Jody Farhat, Chief of the Missouri River Basin Water Management Division of the Northwestern Division of the U.S. Army Corps of Engineers, testified Wednesday in St. Joseph, MO. before the Committee on Small Business of the United States House of Representatives, chaired by Missouri Congressman Sam Graves on “Missouri River Management: Does it Meet the Needs of Small Business?
Excerpts of her Testimony follow:
The Corps strongly supports small businesses in the work we do on the river, both for repair and maintenance of the Corps facilities and construction activities required by the Missouri River Recovery Program. Because the greatest portion of this work and our offices are in rural areas, small businesses benefit.
Stakeholder participation in the Missouri River Recovery Program is essential in order to ensure that public values are incorporated into the decision process. To that end, the Missouri River Recovery Implementation Committee is comprised of a diverse group of advisory stakeholders. Ms. Farhat testified that The Missouri River Mainstem Reservoir System is comprised of six dam and reservoir projects; hydroelectric power plants; levees (both federal and non-federal); and a 735-mile navigation channel extending from Sioux City, Iowa to the mouth near St. Louis, Missouri.
The Corps is charged with responsibly managing this complex system for eight authorized purposes: flood control, navigation, irrigation, hydropower, water quality control, water supply, recreation, and fish and wildlife enhancement. In addition, operation of the System must also comply with other applicable federal statutory and regulatory requirements, including the Endangered Species Act. All of the citizens we serve in the Missouri River Basin benefit in one or more ways from this system.
The reservoirs are designed to capture and store runoff from the upper Missouri River Basin in the spring of the year providing flood protection for over two million acres of land in the floodplain.
The Corps does not store water in the reservoirs specifically for the endangered and threatened species and the Master Manual storage allocations were not altered to facilitate the spring pulses.
Implementation of the Missouri River Recovery Program allows the Corps to meet the requirements of the 2003 Biological Opinion while serving all eight authorized purposes.
The Corps remains committed to operating the Mainstem System to serve the authorized project purposes, in a way that balances the competing needs of the Basin and meets our responsibilities under the law.
In addition to Farhat’s testimony, the Corps asserts:
Flood control and navigation are the dominant authorized purposes.

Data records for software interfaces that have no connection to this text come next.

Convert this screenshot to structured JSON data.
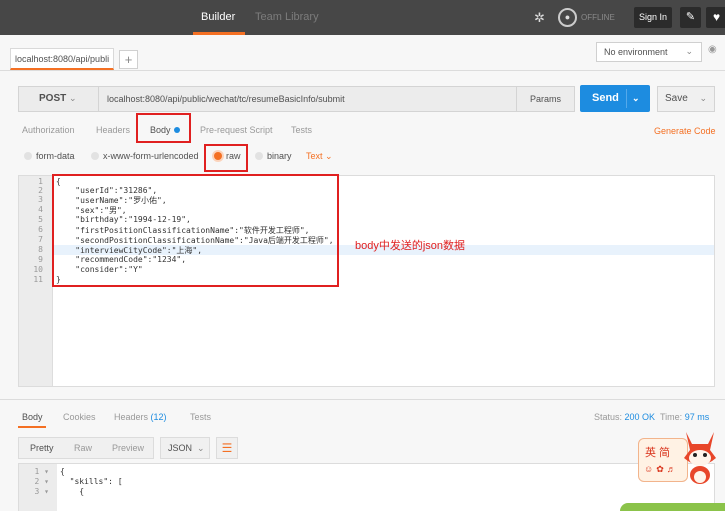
{
  "topbar": {
    "builder": "Builder",
    "team_library": "Team Library",
    "offline": "OFFLINE",
    "sign_in": "Sign In"
  },
  "tabs": {
    "request_tab": "localhost:8080/api/publi",
    "add": "+"
  },
  "environment": {
    "selected": "No environment"
  },
  "request": {
    "method": "POST",
    "url": "localhost:8080/api/public/wechat/tc/resumeBasicInfo/submit",
    "params": "Params",
    "send": "Send",
    "save": "Save"
  },
  "subtabs": {
    "authorization": "Authorization",
    "headers": "Headers",
    "body": "Body",
    "pre_request": "Pre-request Script",
    "tests": "Tests",
    "generate_code": "Generate Code"
  },
  "body_types": {
    "form_data": "form-data",
    "urlencoded": "x-www-form-urlencoded",
    "raw": "raw",
    "binary": "binary",
    "selected": "raw",
    "text_type": "Text"
  },
  "editor": {
    "line_numbers": [
      "1",
      "2",
      "3",
      "4",
      "5",
      "6",
      "7",
      "8",
      "9",
      "10",
      "11"
    ],
    "lines": [
      "{",
      "    \"userId\":\"31286\",",
      "    \"userName\":\"罗小佑\",",
      "    \"sex\":\"男\",",
      "    \"birthday\":\"1994-12-19\",",
      "    \"firstPositionClassificationName\":\"软件开发工程师\",",
      "    \"secondPositionClassificationName\":\"Java后端开发工程师\",",
      "    \"interviewCityCode\":\"上海\",",
      "    \"recommendCode\":\"1234\",",
      "    \"consider\":\"Y\"",
      "}"
    ],
    "active_line": 8,
    "annotation": "body中发送的json数据"
  },
  "response": {
    "tabs": {
      "body": "Body",
      "cookies": "Cookies",
      "headers": "Headers",
      "headers_count": "(12)",
      "tests": "Tests"
    },
    "status_label": "Status:",
    "status_value": "200 OK",
    "time_label": "Time:",
    "time_value": "97 ms",
    "view_modes": {
      "pretty": "Pretty",
      "raw": "Raw",
      "preview": "Preview"
    },
    "format": "JSON",
    "line_numbers": [
      "1 ▾",
      "2 ▾",
      "3 ▾"
    ],
    "lines": [
      "{",
      "  \"skills\": [",
      "    {"
    ]
  },
  "mascot": {
    "label": "英 简"
  },
  "colors": {
    "accent": "#f47023",
    "send": "#1d8ce0",
    "highlight": "#e02020",
    "topbar": "#474747"
  }
}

Since 1912, USACE has invested approximately $35 Billion for flood control, hydropower, and navigation through the implementation of the mainstem reservoirs and BSNP.USACE now maintains the system at a cost of approximately $110 Million annually, while concurrently implementing the recovery program. Average annual funding for the recovery program is approximately $67 million.
USACE is embarking on a Management Plan to look into the science we have gathered with MRRP and Mitigations Projects. This is an opportunity to determine how to most effectively implement actions on the Missouri River to meet the requirements of BiOp compliance and balance the economic needs of the basin.
The Corps works closely with State agencies and Federal agencies to comply with all Federal and State laws.
Press Release, August 26, 2013